2019 Future of the Humanities Lecture | Islam and Reform: Myth and Realities


It is often suggested that Islam needs a reformation, especially in the face of extremism and the lack of social and political liberalisation in Muslim societies. The call for reform is propagated by critics of Islam who view the religion and its adherents as incapable of embracing change and responding to the demands of modern challenges. The rhetoric has completely ignored the dynamics and nuances of Muslim societies and the vibrant debates taking place within them. This lecture deals with the myths and realities of reform in Islam and Muslim societies. It discusses the notions of tradition, change and spirituality, drawing from various parts of the Muslim ‘World’.
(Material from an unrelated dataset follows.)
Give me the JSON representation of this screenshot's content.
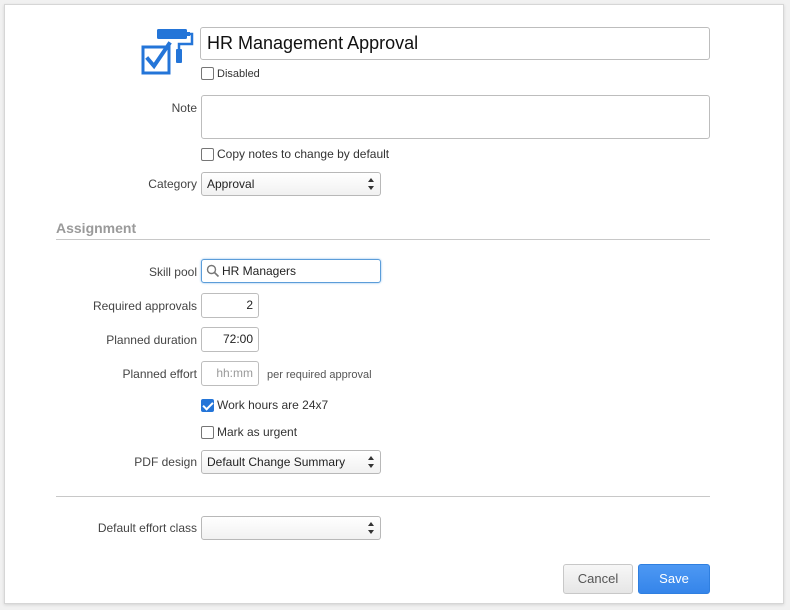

Raihan Ismail is an ARC DECRA Fellow and Lecturer at the Centre for Arab and Islamic Studies, ANU. She was the co-recipient of the Max Crawford Medal in 2018, awarded by the Australian Academy of the Humanities for 'outstanding achievement in the humanities by an early-career scholar'. Her research includes Islam, Political Islam, Sunni-Shi'a relations, women in Islam, and Middle East politics. She is the author of Saudi Clerics and Shia Islam, published by Oxford University Press in 2016. She is currently working on a book project on the transnational networks of Salafi clerics in Egypt, Kuwait and Saudi Arabia, under contract with Oxford University Press.

Date & time
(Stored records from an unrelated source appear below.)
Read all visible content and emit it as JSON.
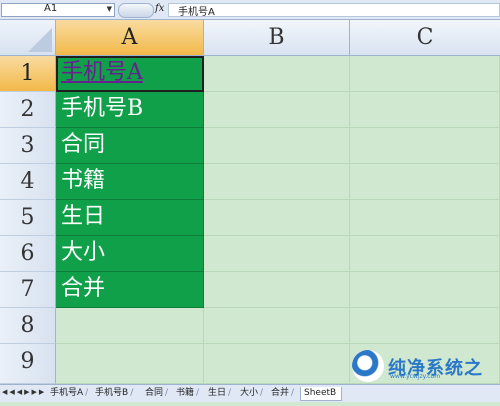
{
  "formula_bar": {
    "name_box": "A1",
    "fx_label": "fx",
    "content": "手机号A"
  },
  "columns": [
    "A",
    "B",
    "C"
  ],
  "rows": [
    "1",
    "2",
    "3",
    "4",
    "5",
    "6",
    "7",
    "8",
    "9"
  ],
  "cells_a": [
    "手机号A",
    "手机号B",
    "合同",
    "书籍",
    "生日",
    "大小",
    "合并"
  ],
  "fill_color": "#10a04a",
  "sheet_tabs": [
    "手机号A",
    "手机号B",
    "合同",
    "书籍",
    "生日",
    "大小",
    "合并",
    "SheetB"
  ],
  "watermark": {
    "text": "纯净系统之家",
    "url": "www.ycwjzy.com"
  }
}
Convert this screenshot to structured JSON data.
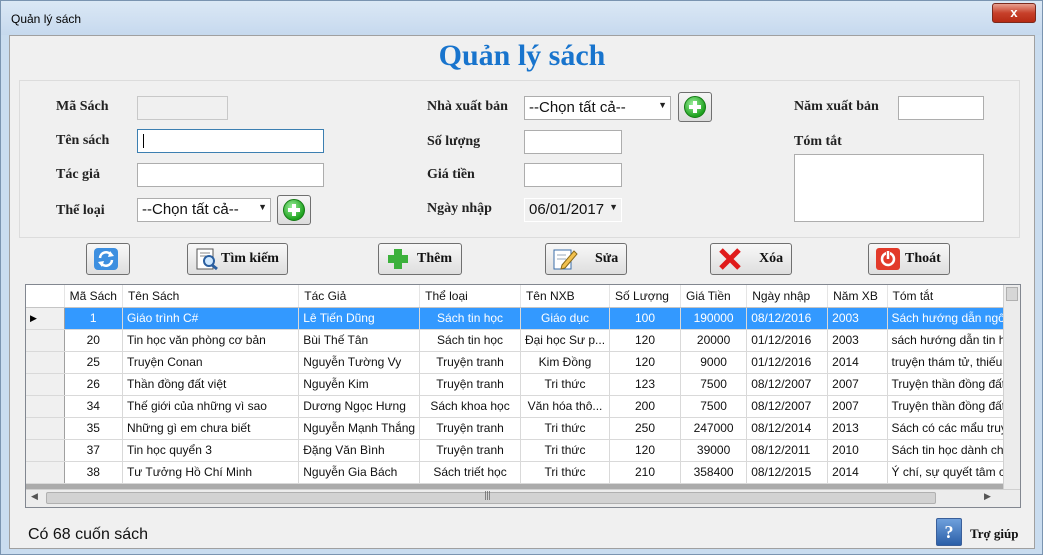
{
  "window": {
    "title": "Quản lý sách",
    "close_glyph": "x"
  },
  "app_title": "Quản lý sách",
  "form": {
    "ma_sach_label": "Mã Sách",
    "ma_sach_value": "",
    "ten_sach_label": "Tên sách",
    "ten_sach_value": "",
    "tac_gia_label": "Tác giả",
    "tac_gia_value": "",
    "the_loai_label": "Thể loại",
    "the_loai_selected": "--Chọn tất cả--",
    "nxb_label": "Nhà xuất bản",
    "nxb_selected": "--Chọn tất cả--",
    "so_luong_label": "Số lượng",
    "so_luong_value": "",
    "gia_tien_label": "Giá tiền",
    "gia_tien_value": "",
    "ngay_nhap_label": "Ngày nhập",
    "ngay_nhap_value": "06/01/2017",
    "nam_xb_label": "Năm xuất bản",
    "nam_xb_value": "",
    "tom_tat_label": "Tóm tắt",
    "tom_tat_value": ""
  },
  "toolbar": {
    "search_label": "Tìm kiếm",
    "add_label": "Thêm",
    "edit_label": "Sửa",
    "delete_label": "Xóa",
    "exit_label": "Thoát"
  },
  "grid": {
    "columns": [
      "Mã Sách",
      "Tên Sách",
      "Tác Giả",
      "Thể loại",
      "Tên NXB",
      "Số Lượng",
      "Giá Tiền",
      "Ngày nhập",
      "Năm XB",
      "Tóm tắt"
    ],
    "rows": [
      [
        "1",
        "Giáo trình C#",
        "Lê Tiến Dũng",
        "Sách tin học",
        "Giáo dục",
        "100",
        "190000",
        "08/12/2016",
        "2003",
        "Sách hướng dẫn ngôn"
      ],
      [
        "20",
        "Tin học văn phòng cơ bản",
        "Bùi Thế Tân",
        "Sách tin học",
        "Đại học Sư p...",
        "120",
        "20000",
        "01/12/2016",
        "2003",
        "sách hướng dẫn tin họ"
      ],
      [
        "25",
        "Truyện Conan",
        "Nguyễn Tường Vy",
        "Truyện tranh",
        "Kim Đồng",
        "120",
        "9000",
        "01/12/2016",
        "2014",
        "truyện thám tử, thiếu ni"
      ],
      [
        "26",
        "Thần đồng đất việt",
        "Nguyễn Kim",
        "Truyện tranh",
        "Tri thức",
        "123",
        "7500",
        "08/12/2007",
        "2007",
        "Truyện thần đồng đất"
      ],
      [
        "34",
        "Thế giới của những vì sao",
        "Dương Ngọc Hưng",
        "Sách khoa học",
        "Văn hóa thô...",
        "200",
        "7500",
        "08/12/2007",
        "2007",
        "Truyện thần đồng đất"
      ],
      [
        "35",
        "Những gì em chưa biết",
        "Nguyễn Mạnh Thắng",
        "Truyện tranh",
        "Tri thức",
        "250",
        "247000",
        "08/12/2014",
        "2013",
        "Sách có các mẩu truyệ"
      ],
      [
        "37",
        "Tin học quyển 3",
        "Đặng Văn Bình",
        "Truyện tranh",
        "Tri thức",
        "120",
        "39000",
        "08/12/2011",
        "2010",
        "Sách tin học dành cho"
      ],
      [
        "38",
        "Tư Tưởng Hồ Chí Minh",
        "Nguyễn Gia Bách",
        "Sách triết học",
        "Tri thức",
        "210",
        "358400",
        "08/12/2015",
        "2014",
        "Ý chí, sự quyết tâm củ"
      ]
    ]
  },
  "status_text": "Có 68 cuốn sách",
  "help_label": "Trợ giúp",
  "help_glyph": "?",
  "icons": [
    "refresh-icon",
    "search-icon",
    "plus-icon",
    "edit-icon",
    "delete-icon",
    "exit-icon",
    "help-icon"
  ]
}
Wed 06 Nov 2019, 5.30–7pm


Theatrette (2.02), Sir Roland Wilson Building, 120 McCoy Circuit, ANU


Dr Raihan Ismail


Penny Brew
02 6125 4357


Updated:  23 October 2019/Responsible Officer:  Head, Centre/Page Contact:  CASS Marketing & Communications